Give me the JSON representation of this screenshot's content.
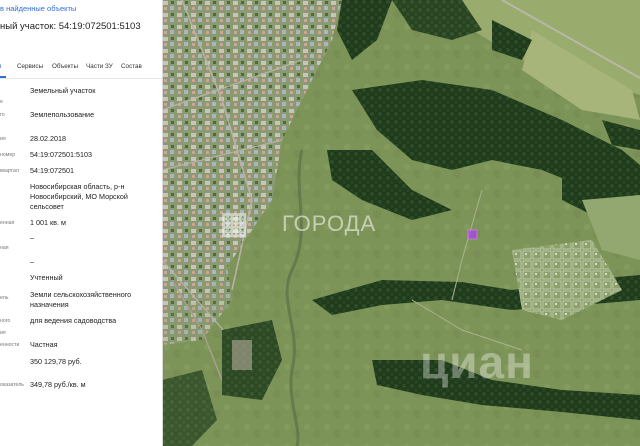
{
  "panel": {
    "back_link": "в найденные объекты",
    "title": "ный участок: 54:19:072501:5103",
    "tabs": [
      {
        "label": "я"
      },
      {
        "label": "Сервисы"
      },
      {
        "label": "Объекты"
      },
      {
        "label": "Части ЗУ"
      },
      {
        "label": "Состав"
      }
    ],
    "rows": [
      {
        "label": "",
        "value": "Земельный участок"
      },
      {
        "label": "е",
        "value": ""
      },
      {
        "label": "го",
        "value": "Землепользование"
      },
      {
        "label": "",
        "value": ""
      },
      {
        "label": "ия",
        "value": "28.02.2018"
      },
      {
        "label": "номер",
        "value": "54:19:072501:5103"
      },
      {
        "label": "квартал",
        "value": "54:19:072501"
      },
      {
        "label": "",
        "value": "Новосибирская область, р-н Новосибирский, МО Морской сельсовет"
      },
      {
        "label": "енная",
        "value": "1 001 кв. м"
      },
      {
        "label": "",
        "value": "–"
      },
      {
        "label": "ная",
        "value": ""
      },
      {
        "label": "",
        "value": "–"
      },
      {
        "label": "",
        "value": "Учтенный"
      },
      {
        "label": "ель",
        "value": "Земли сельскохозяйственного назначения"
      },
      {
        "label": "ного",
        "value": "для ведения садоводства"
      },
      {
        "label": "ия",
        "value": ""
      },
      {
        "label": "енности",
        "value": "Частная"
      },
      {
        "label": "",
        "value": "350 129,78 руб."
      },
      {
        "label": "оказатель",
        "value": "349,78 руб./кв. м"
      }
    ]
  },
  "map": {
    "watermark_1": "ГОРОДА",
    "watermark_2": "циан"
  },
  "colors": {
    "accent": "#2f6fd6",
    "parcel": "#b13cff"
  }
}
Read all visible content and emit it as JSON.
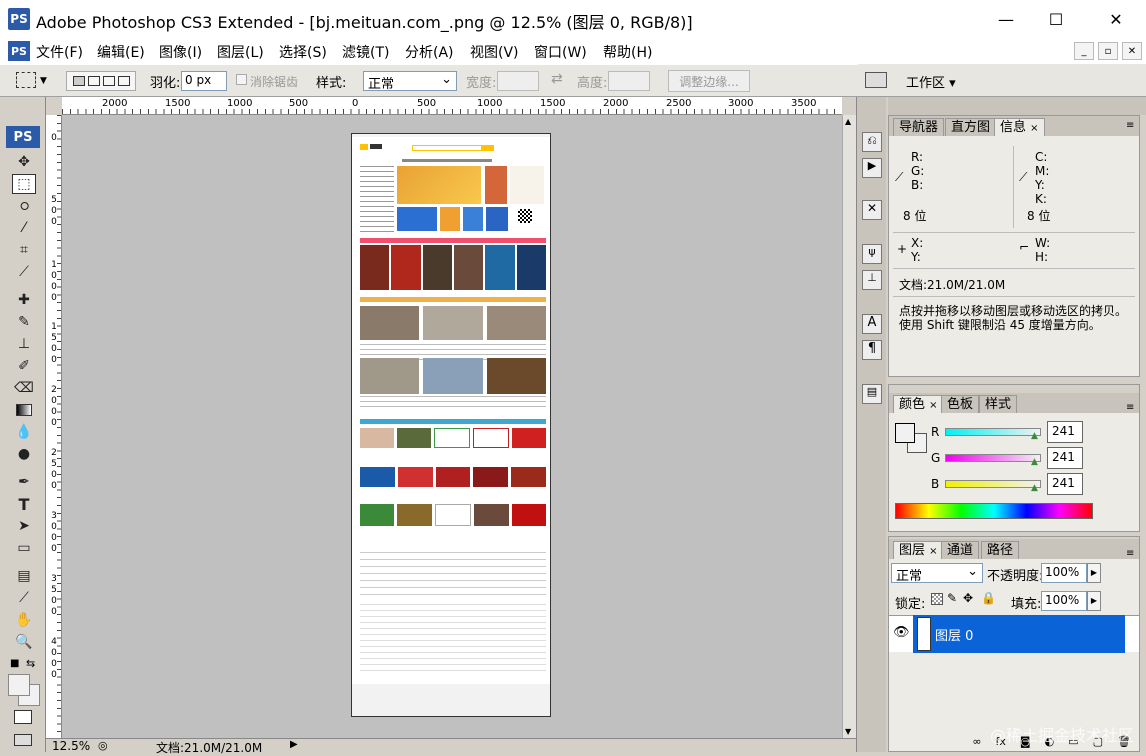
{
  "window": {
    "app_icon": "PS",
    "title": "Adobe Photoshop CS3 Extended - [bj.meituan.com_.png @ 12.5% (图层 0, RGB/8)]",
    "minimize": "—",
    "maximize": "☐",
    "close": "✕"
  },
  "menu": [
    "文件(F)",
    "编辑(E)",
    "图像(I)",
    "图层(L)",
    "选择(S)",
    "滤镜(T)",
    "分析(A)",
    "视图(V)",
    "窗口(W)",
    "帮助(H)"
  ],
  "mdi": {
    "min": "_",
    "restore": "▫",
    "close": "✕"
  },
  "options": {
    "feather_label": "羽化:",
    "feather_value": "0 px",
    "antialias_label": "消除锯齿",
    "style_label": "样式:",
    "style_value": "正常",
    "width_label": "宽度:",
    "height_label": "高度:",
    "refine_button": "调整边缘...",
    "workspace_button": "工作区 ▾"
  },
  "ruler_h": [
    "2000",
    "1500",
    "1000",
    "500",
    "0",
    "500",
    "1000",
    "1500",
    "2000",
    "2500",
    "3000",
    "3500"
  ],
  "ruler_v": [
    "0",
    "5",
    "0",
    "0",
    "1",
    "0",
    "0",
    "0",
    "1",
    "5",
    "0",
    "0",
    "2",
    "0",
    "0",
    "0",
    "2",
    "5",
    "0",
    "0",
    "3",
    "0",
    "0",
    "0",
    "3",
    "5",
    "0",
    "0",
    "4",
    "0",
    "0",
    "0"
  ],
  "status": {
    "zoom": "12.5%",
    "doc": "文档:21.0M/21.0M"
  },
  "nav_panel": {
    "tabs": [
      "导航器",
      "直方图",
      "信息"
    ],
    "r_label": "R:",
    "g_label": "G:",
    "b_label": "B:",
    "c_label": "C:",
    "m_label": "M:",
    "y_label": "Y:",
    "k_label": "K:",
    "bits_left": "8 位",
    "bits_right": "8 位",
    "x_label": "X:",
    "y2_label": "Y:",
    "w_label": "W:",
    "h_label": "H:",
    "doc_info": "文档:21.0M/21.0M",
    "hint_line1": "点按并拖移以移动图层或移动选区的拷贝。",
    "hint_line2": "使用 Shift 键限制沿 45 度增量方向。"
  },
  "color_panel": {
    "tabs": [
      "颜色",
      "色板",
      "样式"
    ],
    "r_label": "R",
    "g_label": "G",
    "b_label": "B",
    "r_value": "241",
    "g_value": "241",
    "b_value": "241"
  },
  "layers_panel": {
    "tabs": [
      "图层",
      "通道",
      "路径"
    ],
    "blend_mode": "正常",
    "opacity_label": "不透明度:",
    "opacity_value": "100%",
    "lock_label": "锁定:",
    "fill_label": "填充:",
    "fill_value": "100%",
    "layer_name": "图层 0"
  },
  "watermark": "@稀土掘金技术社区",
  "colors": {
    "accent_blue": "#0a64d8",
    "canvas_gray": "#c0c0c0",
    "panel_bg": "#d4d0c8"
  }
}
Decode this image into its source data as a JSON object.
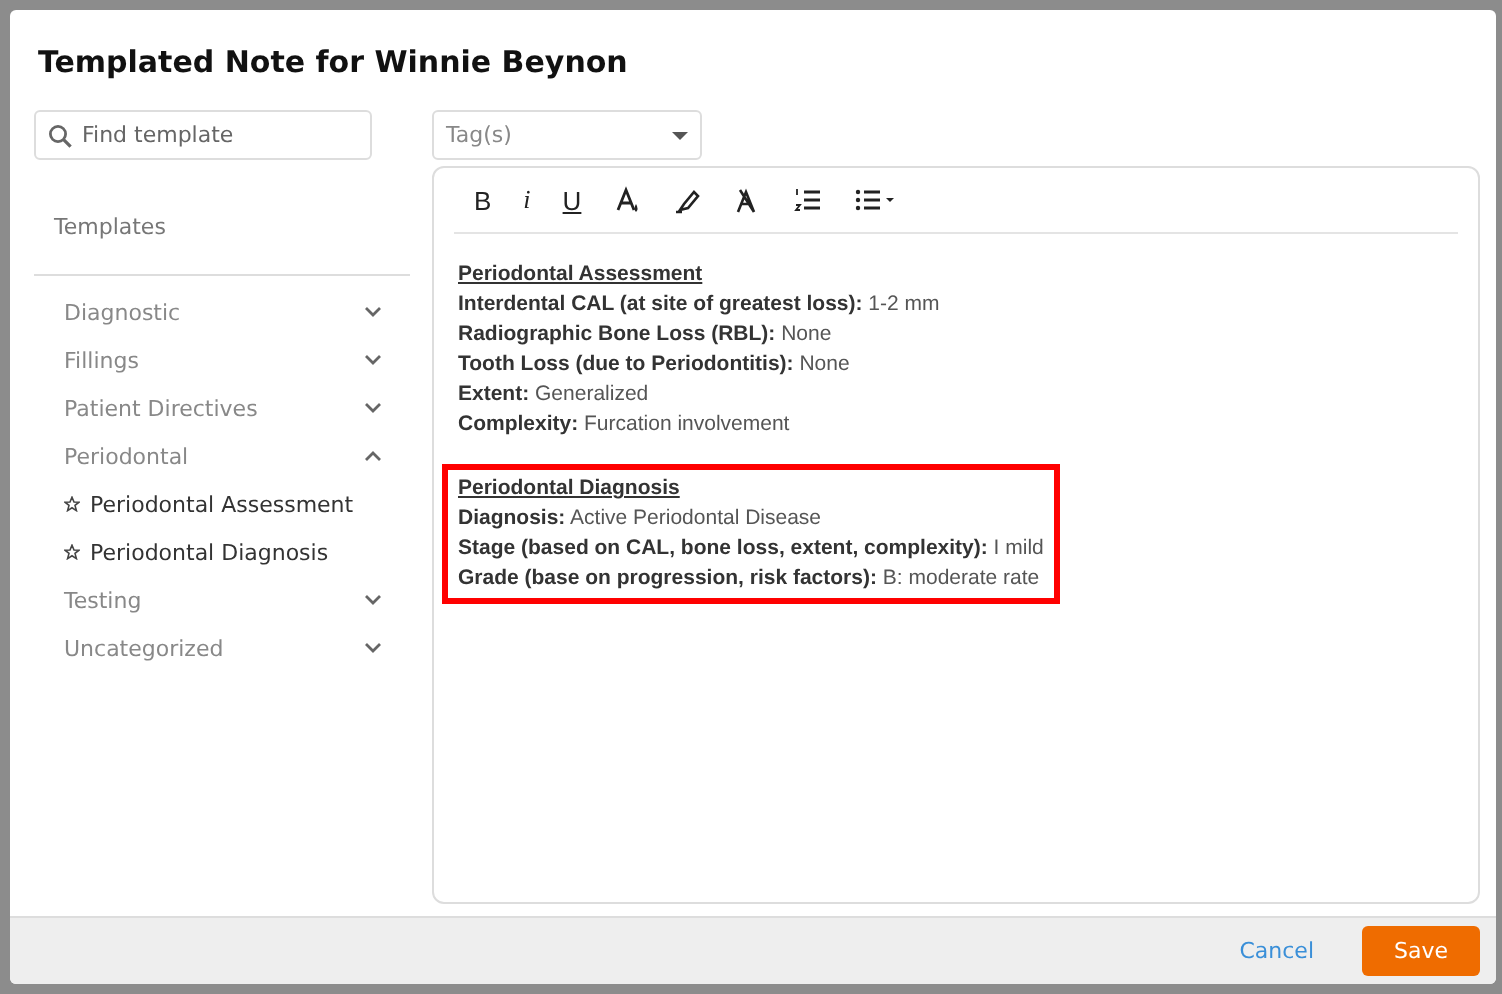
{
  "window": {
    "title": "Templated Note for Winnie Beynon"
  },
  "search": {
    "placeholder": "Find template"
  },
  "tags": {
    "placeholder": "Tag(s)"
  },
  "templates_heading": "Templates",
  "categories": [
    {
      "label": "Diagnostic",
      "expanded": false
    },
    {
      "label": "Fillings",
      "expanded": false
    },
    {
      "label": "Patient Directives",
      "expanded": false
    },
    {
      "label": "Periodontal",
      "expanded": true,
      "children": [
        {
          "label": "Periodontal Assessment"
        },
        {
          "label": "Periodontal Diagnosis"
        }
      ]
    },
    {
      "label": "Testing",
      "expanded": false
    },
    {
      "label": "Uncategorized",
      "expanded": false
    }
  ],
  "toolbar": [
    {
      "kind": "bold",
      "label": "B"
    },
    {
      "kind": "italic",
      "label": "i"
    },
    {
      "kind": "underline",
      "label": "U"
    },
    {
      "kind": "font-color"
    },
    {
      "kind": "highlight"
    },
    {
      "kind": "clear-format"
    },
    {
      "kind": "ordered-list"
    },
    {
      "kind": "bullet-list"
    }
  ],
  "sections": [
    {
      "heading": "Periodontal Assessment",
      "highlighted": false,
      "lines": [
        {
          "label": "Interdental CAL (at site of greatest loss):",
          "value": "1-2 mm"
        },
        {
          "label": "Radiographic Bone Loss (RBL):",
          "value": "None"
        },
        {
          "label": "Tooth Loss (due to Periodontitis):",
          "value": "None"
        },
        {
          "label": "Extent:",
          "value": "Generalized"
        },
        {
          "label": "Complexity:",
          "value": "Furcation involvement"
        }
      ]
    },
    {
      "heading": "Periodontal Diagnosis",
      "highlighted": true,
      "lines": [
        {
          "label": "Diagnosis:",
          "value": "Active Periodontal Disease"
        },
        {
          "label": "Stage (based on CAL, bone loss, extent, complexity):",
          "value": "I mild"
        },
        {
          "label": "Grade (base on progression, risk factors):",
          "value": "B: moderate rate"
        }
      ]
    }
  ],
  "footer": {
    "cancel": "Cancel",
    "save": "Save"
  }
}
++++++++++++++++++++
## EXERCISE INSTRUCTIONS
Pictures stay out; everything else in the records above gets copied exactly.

## EXPECTED ANSWER
Give me the JSON representation of this screenshot's content.
{
  "panel": {
    "back_link": "в найденные объекты",
    "title": "ный участок: 54:19:072501:5103",
    "tabs": [
      {
        "label": "я"
      },
      {
        "label": "Сервисы"
      },
      {
        "label": "Объекты"
      },
      {
        "label": "Части ЗУ"
      },
      {
        "label": "Состав"
      }
    ],
    "rows": [
      {
        "label": "",
        "value": "Земельный участок"
      },
      {
        "label": "е",
        "value": ""
      },
      {
        "label": "го",
        "value": "Землепользование"
      },
      {
        "label": "",
        "value": ""
      },
      {
        "label": "ия",
        "value": "28.02.2018"
      },
      {
        "label": "номер",
        "value": "54:19:072501:5103"
      },
      {
        "label": "квартал",
        "value": "54:19:072501"
      },
      {
        "label": "",
        "value": "Новосибирская область, р-н Новосибирский, МО Морской сельсовет"
      },
      {
        "label": "енная",
        "value": "1 001 кв. м"
      },
      {
        "label": "",
        "value": "–"
      },
      {
        "label": "ная",
        "value": ""
      },
      {
        "label": "",
        "value": "–"
      },
      {
        "label": "",
        "value": "Учтенный"
      },
      {
        "label": "ель",
        "value": "Земли сельскохозяйственного назначения"
      },
      {
        "label": "ного",
        "value": "для ведения садоводства"
      },
      {
        "label": "ия",
        "value": ""
      },
      {
        "label": "енности",
        "value": "Частная"
      },
      {
        "label": "",
        "value": "350 129,78 руб."
      },
      {
        "label": "оказатель",
        "value": "349,78 руб./кв. м"
      }
    ]
  },
  "map": {
    "watermark_1": "ГОРОДА",
    "watermark_2": "циан"
  },
  "colors": {
    "accent": "#2f6fd6",
    "parcel": "#b13cff"
  }
}
Read all visible content and emit it as JSON.
{
  "window": {
    "app_icon": "PS",
    "title": "Adobe Photoshop CS3 Extended - [bj.meituan.com_.png @ 12.5% (图层 0, RGB/8)]",
    "minimize": "—",
    "maximize": "☐",
    "close": "✕"
  },
  "menu": [
    "文件(F)",
    "编辑(E)",
    "图像(I)",
    "图层(L)",
    "选择(S)",
    "滤镜(T)",
    "分析(A)",
    "视图(V)",
    "窗口(W)",
    "帮助(H)"
  ],
  "mdi": {
    "min": "_",
    "restore": "▫",
    "close": "✕"
  },
  "options": {
    "feather_label": "羽化:",
    "feather_value": "0 px",
    "antialias_label": "消除锯齿",
    "style_label": "样式:",
    "style_value": "正常",
    "width_label": "宽度:",
    "height_label": "高度:",
    "refine_button": "调整边缘...",
    "workspace_button": "工作区 ▾"
  },
  "ruler_h": [
    "2000",
    "1500",
    "1000",
    "500",
    "0",
    "500",
    "1000",
    "1500",
    "2000",
    "2500",
    "3000",
    "3500"
  ],
  "ruler_v": [
    "0",
    "5",
    "0",
    "0",
    "1",
    "0",
    "0",
    "0",
    "1",
    "5",
    "0",
    "0",
    "2",
    "0",
    "0",
    "0",
    "2",
    "5",
    "0",
    "0",
    "3",
    "0",
    "0",
    "0",
    "3",
    "5",
    "0",
    "0",
    "4",
    "0",
    "0",
    "0"
  ],
  "status": {
    "zoom": "12.5%",
    "doc": "文档:21.0M/21.0M"
  },
  "nav_panel": {
    "tabs": [
      "导航器",
      "直方图",
      "信息"
    ],
    "r_label": "R:",
    "g_label": "G:",
    "b_label": "B:",
    "c_label": "C:",
    "m_label": "M:",
    "y_label": "Y:",
    "k_label": "K:",
    "bits_left": "8 位",
    "bits_right": "8 位",
    "x_label": "X:",
    "y2_label": "Y:",
    "w_label": "W:",
    "h_label": "H:",
    "doc_info": "文档:21.0M/21.0M",
    "hint_line1": "点按并拖移以移动图层或移动选区的拷贝。",
    "hint_line2": "使用 Shift 键限制沿 45 度增量方向。"
  },
  "color_panel": {
    "tabs": [
      "颜色",
      "色板",
      "样式"
    ],
    "r_label": "R",
    "g_label": "G",
    "b_label": "B",
    "r_value": "241",
    "g_value": "241",
    "b_value": "241"
  },
  "layers_panel": {
    "tabs": [
      "图层",
      "通道",
      "路径"
    ],
    "blend_mode": "正常",
    "opacity_label": "不透明度:",
    "opacity_value": "100%",
    "lock_label": "锁定:",
    "fill_label": "填充:",
    "fill_value": "100%",
    "layer_name": "图层 0"
  },
  "watermark": "@稀土掘金技术社区",
  "colors": {
    "accent_blue": "#0a64d8",
    "canvas_gray": "#c0c0c0",
    "panel_bg": "#d4d0c8"
  }
}
Decode this image into its source data as a JSON object.
{
  "window": {
    "title": "Templated Note for Winnie Beynon"
  },
  "search": {
    "placeholder": "Find template"
  },
  "tags": {
    "placeholder": "Tag(s)"
  },
  "templates_heading": "Templates",
  "categories": [
    {
      "label": "Diagnostic",
      "expanded": false
    },
    {
      "label": "Fillings",
      "expanded": false
    },
    {
      "label": "Patient Directives",
      "expanded": false
    },
    {
      "label": "Periodontal",
      "expanded": true,
      "children": [
        {
          "label": "Periodontal Assessment"
        },
        {
          "label": "Periodontal Diagnosis"
        }
      ]
    },
    {
      "label": "Testing",
      "expanded": false
    },
    {
      "label": "Uncategorized",
      "expanded": false
    }
  ],
  "toolbar": [
    {
      "kind": "bold",
      "label": "B"
    },
    {
      "kind": "italic",
      "label": "i"
    },
    {
      "kind": "underline",
      "label": "U"
    },
    {
      "kind": "font-color"
    },
    {
      "kind": "highlight"
    },
    {
      "kind": "clear-format"
    },
    {
      "kind": "ordered-list"
    },
    {
      "kind": "bullet-list"
    }
  ],
  "sections": [
    {
      "heading": "Periodontal Assessment",
      "highlighted": false,
      "lines": [
        {
          "label": "Interdental CAL (at site of greatest loss):",
          "value": "1-2 mm"
        },
        {
          "label": "Radiographic Bone Loss (RBL):",
          "value": "None"
        },
        {
          "label": "Tooth Loss (due to Periodontitis):",
          "value": "None"
        },
        {
          "label": "Extent:",
          "value": "Generalized"
        },
        {
          "label": "Complexity:",
          "value": "Furcation involvement"
        }
      ]
    },
    {
      "heading": "Periodontal Diagnosis",
      "highlighted": true,
      "lines": [
        {
          "label": "Diagnosis:",
          "value": "Active Periodontal Disease"
        },
        {
          "label": "Stage (based on CAL, bone loss, extent, complexity):",
          "value": "I mild"
        },
        {
          "label": "Grade (base on progression, risk factors):",
          "value": "B: moderate rate"
        }
      ]
    }
  ],
  "footer": {
    "cancel": "Cancel",
    "save": "Save"
  }
}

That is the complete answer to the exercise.